GIVEN ENTRIES>
____________

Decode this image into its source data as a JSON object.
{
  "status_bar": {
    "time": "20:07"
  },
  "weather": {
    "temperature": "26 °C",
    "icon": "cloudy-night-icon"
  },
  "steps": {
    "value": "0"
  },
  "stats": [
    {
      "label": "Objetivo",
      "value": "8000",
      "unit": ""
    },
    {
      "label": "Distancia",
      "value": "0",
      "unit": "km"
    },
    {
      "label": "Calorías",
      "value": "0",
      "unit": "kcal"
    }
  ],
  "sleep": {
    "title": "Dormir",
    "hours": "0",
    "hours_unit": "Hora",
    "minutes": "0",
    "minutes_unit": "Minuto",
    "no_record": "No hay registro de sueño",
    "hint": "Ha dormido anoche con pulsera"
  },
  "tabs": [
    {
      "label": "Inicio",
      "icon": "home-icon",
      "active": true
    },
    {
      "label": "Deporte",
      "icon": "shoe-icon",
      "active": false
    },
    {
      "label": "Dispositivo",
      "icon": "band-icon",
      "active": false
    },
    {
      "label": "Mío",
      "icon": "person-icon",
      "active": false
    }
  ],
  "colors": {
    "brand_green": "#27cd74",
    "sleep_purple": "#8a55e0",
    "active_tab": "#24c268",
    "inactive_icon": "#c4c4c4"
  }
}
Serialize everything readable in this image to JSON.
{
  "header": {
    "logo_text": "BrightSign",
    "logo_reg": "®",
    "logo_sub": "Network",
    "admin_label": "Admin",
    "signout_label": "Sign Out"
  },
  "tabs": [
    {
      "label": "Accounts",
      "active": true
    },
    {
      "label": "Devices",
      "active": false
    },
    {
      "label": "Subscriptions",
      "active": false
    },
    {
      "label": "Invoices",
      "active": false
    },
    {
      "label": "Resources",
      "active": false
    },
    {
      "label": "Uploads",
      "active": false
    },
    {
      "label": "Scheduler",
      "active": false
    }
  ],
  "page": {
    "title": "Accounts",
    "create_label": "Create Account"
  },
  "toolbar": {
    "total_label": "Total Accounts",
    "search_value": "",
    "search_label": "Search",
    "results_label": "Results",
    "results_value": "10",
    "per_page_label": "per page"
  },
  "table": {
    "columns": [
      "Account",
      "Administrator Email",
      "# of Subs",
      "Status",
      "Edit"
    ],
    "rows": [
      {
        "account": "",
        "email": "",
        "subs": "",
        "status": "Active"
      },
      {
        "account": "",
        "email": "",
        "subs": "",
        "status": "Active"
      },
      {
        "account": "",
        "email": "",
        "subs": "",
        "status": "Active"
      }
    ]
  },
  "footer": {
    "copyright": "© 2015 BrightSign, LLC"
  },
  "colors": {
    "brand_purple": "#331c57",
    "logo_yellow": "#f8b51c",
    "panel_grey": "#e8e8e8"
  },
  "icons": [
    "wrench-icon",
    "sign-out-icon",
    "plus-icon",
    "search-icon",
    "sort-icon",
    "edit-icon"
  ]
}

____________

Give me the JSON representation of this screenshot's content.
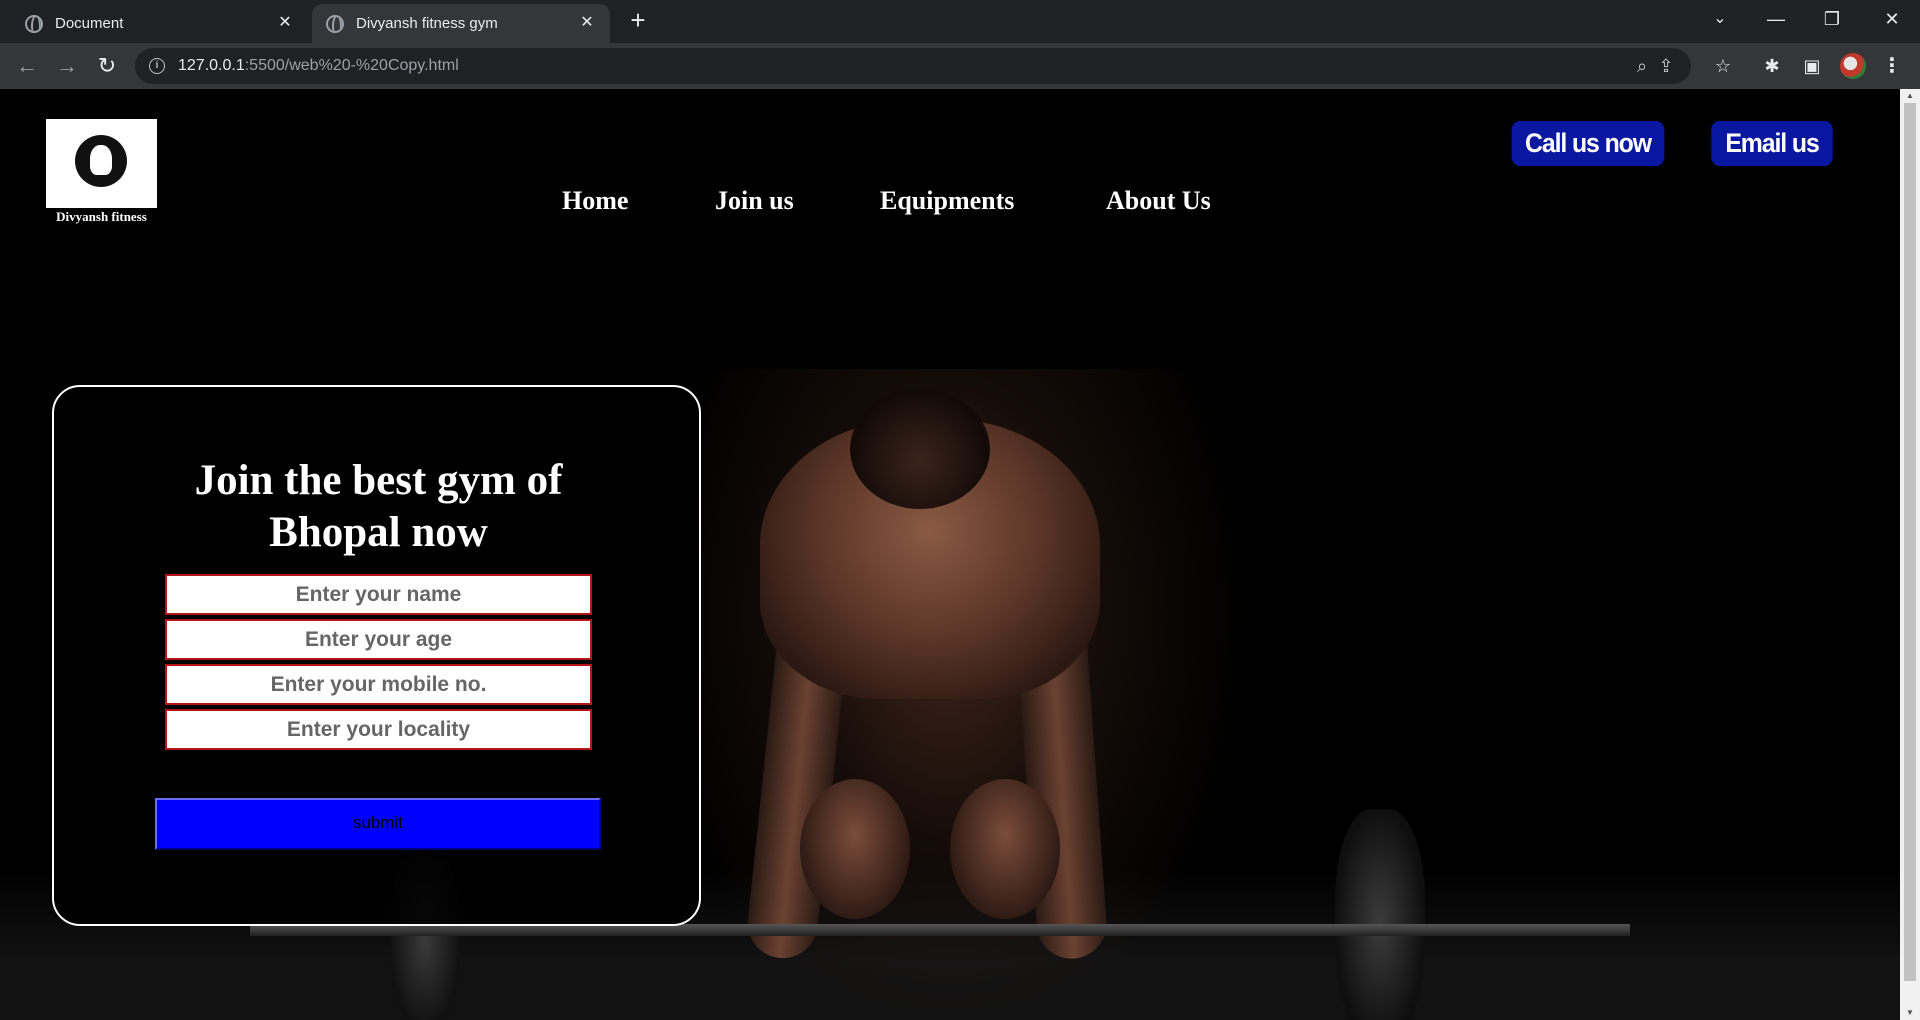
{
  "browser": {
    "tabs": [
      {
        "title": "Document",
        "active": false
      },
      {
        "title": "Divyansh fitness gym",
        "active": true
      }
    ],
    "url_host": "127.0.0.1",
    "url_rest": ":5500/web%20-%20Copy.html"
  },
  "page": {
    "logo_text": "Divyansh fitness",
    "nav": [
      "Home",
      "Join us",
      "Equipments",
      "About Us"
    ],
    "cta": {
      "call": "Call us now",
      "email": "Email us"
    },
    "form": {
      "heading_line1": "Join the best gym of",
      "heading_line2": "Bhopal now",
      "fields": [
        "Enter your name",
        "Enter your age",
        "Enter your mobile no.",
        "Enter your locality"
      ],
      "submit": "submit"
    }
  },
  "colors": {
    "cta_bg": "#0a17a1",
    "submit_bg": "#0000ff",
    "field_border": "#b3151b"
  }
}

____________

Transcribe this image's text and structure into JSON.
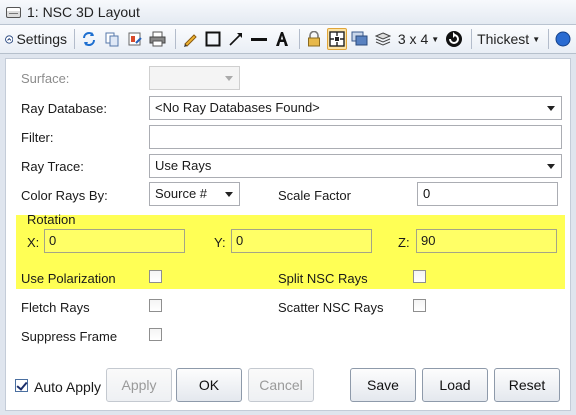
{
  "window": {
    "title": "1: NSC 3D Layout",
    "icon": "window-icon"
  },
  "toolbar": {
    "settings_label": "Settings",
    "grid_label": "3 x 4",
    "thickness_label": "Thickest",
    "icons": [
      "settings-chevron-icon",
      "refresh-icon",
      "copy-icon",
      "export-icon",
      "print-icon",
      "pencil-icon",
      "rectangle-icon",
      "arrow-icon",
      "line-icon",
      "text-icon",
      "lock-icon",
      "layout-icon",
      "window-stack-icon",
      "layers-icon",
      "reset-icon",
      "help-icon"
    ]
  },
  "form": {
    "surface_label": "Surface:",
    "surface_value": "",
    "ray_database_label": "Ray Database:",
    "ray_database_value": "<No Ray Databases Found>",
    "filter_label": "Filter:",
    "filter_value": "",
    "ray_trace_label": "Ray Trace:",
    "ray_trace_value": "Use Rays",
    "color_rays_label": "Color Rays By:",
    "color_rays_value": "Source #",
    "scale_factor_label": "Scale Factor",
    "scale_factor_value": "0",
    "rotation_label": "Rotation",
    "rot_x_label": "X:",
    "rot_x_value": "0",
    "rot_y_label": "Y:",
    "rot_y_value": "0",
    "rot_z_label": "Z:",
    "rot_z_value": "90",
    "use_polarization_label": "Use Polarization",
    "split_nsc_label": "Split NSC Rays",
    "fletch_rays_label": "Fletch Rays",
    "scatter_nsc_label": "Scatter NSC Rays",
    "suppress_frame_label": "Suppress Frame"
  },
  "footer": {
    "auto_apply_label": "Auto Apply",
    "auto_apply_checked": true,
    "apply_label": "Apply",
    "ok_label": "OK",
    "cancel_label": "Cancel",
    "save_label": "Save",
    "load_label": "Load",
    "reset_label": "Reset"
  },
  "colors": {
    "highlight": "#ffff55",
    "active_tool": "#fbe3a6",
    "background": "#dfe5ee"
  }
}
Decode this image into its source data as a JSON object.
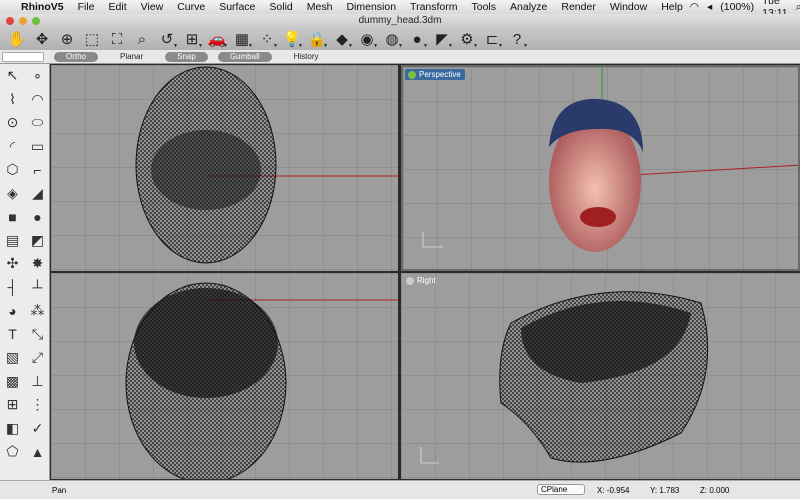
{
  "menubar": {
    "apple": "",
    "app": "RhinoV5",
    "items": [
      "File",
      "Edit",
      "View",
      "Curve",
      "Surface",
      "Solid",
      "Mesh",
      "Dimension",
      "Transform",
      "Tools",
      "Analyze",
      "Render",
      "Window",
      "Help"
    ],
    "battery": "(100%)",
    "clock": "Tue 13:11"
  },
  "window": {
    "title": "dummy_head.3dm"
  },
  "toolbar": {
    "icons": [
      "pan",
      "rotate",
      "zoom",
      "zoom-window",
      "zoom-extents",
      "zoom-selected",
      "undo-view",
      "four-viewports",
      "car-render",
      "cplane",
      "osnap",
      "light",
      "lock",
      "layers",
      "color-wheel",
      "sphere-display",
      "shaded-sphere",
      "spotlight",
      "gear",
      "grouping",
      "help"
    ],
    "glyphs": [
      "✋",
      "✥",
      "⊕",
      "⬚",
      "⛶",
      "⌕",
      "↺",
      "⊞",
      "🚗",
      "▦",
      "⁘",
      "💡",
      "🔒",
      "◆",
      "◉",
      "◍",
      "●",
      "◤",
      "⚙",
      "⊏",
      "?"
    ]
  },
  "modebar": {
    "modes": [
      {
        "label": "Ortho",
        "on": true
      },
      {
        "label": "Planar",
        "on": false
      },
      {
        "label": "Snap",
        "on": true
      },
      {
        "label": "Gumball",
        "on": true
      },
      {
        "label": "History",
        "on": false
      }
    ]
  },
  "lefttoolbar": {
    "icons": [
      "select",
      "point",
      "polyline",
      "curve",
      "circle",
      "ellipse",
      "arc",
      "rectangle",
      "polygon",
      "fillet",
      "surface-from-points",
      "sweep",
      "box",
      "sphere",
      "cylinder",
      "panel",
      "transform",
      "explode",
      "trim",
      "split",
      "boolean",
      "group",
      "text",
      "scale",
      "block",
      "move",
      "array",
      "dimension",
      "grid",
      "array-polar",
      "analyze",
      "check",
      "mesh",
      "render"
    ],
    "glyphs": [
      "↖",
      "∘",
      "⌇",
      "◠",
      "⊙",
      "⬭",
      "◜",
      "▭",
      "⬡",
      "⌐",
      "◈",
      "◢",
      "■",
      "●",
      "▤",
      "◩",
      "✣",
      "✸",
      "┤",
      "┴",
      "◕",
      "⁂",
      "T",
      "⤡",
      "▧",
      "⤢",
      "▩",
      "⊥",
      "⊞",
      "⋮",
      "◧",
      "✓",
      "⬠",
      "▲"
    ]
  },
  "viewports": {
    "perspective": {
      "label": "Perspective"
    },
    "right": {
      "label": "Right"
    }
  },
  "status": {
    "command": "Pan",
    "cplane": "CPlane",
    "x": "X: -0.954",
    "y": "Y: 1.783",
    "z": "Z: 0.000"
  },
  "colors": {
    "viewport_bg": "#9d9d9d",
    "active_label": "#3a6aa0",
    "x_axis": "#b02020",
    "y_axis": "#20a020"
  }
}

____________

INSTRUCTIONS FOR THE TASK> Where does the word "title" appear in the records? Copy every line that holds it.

YOUR SOLUTION>
    "title": "Dormir",
    "title": "Accounts",
        "title": "Document",
        "title": "Divyansh fitness gym",
    "title": "1: NSC 3D Layout",
    "title": "dummy_head.3dm"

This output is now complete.